I attended school before health and safety; human rights hadn’t been embraced never mind the rights of a child and corporal punishment ruled. It wasn’t called that at primary school, it had no name, it was just It. Your parents sent you off confident that you would learn and be protected. Instead you suffered endless abuse. Some benign – standing on a chair all dinner because you dared to socialise whilst you grabbed a rushed sandwich or spending break with your nose pressed to the stone wall because you accidently tripped and the teacher thought you were pushing. Others sadistic – being hit with the thin edge of a ruler because you were pushed in the queue and your teacher thought you were dancing. And then there were the punishments which were an affront to literacy. Lines.
I was given lines once because I hadn’t copied my RE passage off the board quickly enough. I was five and the passage was about Jesus’ forty days in the dessert being tempted by the Devil. I had to write over and over, I must work quickly and neatly and then, on the next break, I had to copy the rest of the passage from a friend’s book.
Last Monday I gave myself another ‘lines’ exercise but not in any kind of tribute to my rather pathetic primary school experience. This was the act of reducing my poem from 67 lines to 40 in order to meet submission guidelines. I’ve read people’s letters in a number of literary magazines aimed at writers, letters where the author bemoans the paltry word or line allowances. Forty lines? Fifteen hundred words? And yet, despite my toils, I am firmly of the belief that restricting and shortening can (and usually does) improve work.

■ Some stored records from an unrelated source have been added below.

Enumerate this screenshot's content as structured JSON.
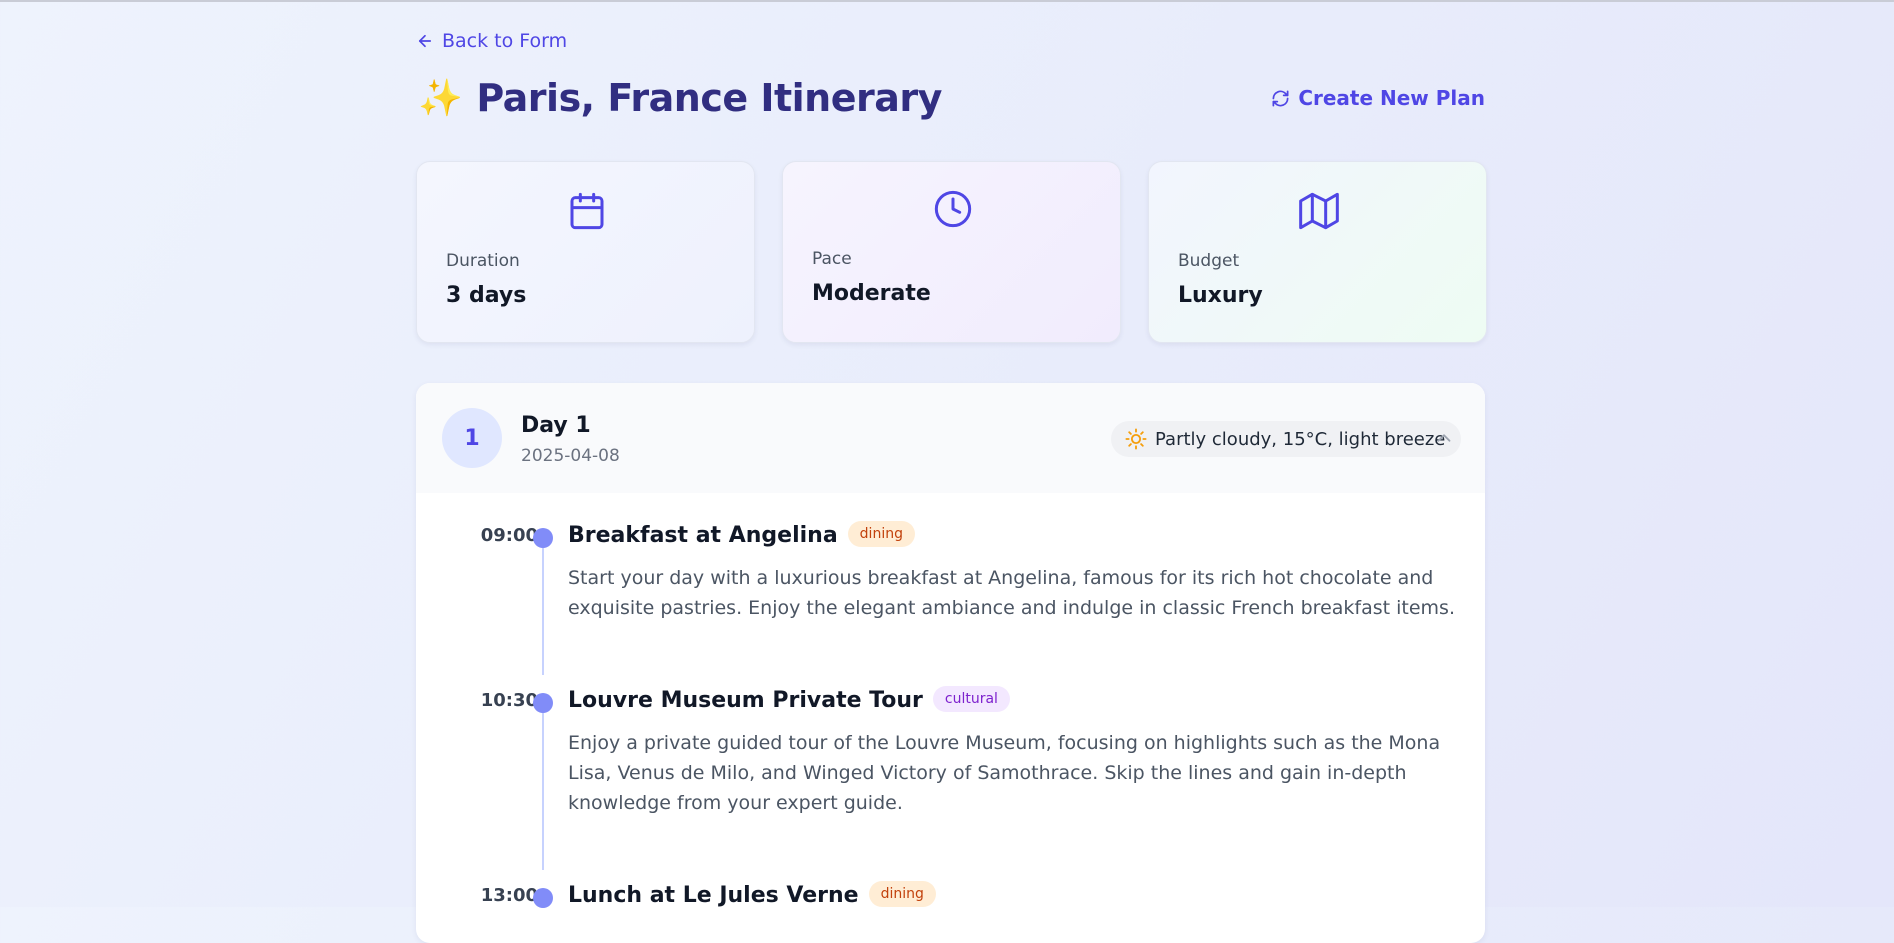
{
  "nav": {
    "back_label": "Back to Form",
    "new_plan_label": "Create New Plan"
  },
  "header": {
    "emoji": "✨",
    "title": "Paris, France Itinerary"
  },
  "summary": [
    {
      "icon": "calendar-icon",
      "label": "Duration",
      "value": "3 days"
    },
    {
      "icon": "clock-icon",
      "label": "Pace",
      "value": "Moderate"
    },
    {
      "icon": "map-icon",
      "label": "Budget",
      "value": "Luxury"
    }
  ],
  "day": {
    "number": "1",
    "title": "Day 1",
    "date": "2025-04-08",
    "weather": "Partly cloudy, 15°C, light breeze",
    "weather_icon": "sun-icon",
    "collapse_icon": "chevron-up-icon",
    "activities": [
      {
        "time": "09:00",
        "title": "Breakfast at Angelina",
        "tag": "dining",
        "description": "Start your day with a luxurious breakfast at Angelina, famous for its rich hot chocolate and exquisite pastries. Enjoy the elegant ambiance and indulge in classic French breakfast items."
      },
      {
        "time": "10:30",
        "title": "Louvre Museum Private Tour",
        "tag": "cultural",
        "description": "Enjoy a private guided tour of the Louvre Museum, focusing on highlights such as the Mona Lisa, Venus de Milo, and Winged Victory of Samothrace. Skip the lines and gain in-depth knowledge from your expert guide."
      },
      {
        "time": "13:00",
        "title": "Lunch at Le Jules Verne",
        "tag": "dining",
        "description": ""
      }
    ]
  },
  "colors": {
    "accent": "#4f46e5",
    "title": "#312e81",
    "timeline_dot": "#818cf8",
    "dining_badge_bg": "#ffedd5",
    "dining_badge_text": "#c2410c",
    "cultural_badge_bg": "#f3e8ff",
    "cultural_badge_text": "#7e22ce"
  }
}
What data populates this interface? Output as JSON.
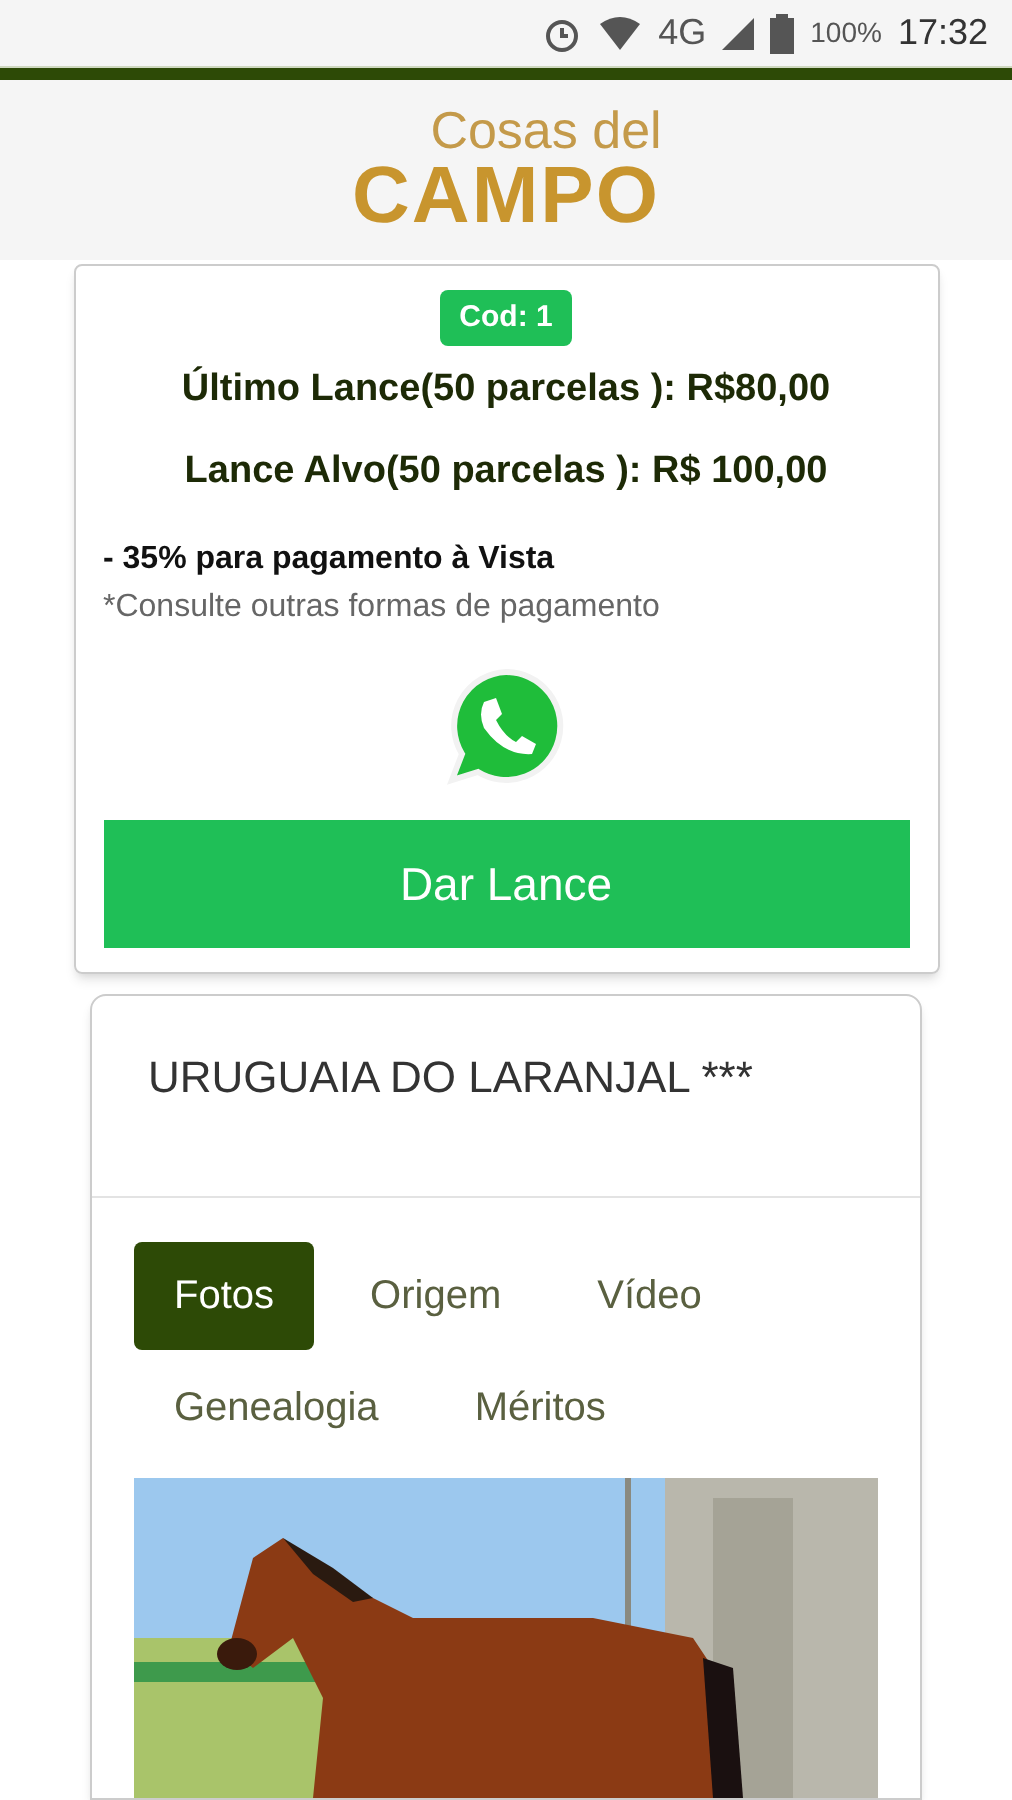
{
  "status_bar": {
    "network": "4G",
    "battery": "100%",
    "time": "17:32"
  },
  "logo": {
    "line_1": "Cosas del",
    "line_2": "CAMPO"
  },
  "bid_card": {
    "code": "Cod: 1",
    "last_bid": "Último Lance(50 parcelas ): R$80,00",
    "target_bid": "Lance Alvo(50 parcelas ): R$ 100,00",
    "discount": "- 35% para pagamento à Vista",
    "note": "*Consulte outras formas de pagamento",
    "button": "Dar Lance"
  },
  "animal_card": {
    "title": "URUGUAIA DO LARANJAL ***",
    "tabs": [
      {
        "label": "Fotos",
        "selected": true
      },
      {
        "label": "Origem",
        "selected": false
      },
      {
        "label": "Vídeo",
        "selected": false
      },
      {
        "label": "Genealogia",
        "selected": false
      },
      {
        "label": "Méritos",
        "selected": false
      }
    ]
  }
}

Having been inspired to write after reading Gethin Chamberlain’s harrowing article, my poem If The World Ends… went through countless drafts – there are only six electronic versions but my poetry writing depends upon my beautiful fountain pen and decent quality paper before I get anywhere near a computer. And my first electronic version was 67 lines. And I loved every single one of them. And I had a coffee and asked myself – is it so precious that I don’t submit? Or find a different forum – one with a more generous lineage? But I knew the answer was no.
Restricting lines makes us better poets because it makes us mess around with line length. It makes us take a coloured pen to everything, highlighting the bits we can’t lose, circling the iffy bits. Playing with metre, and enjambment… I love this stage in poetry writing but I’m curious what other poets and readers think.
If you’d like to read an early draft of my poem (if you can bear the subject matter more than once) and compare it to the published version then I’d love to hear from you – please do leave a comment or send me an email.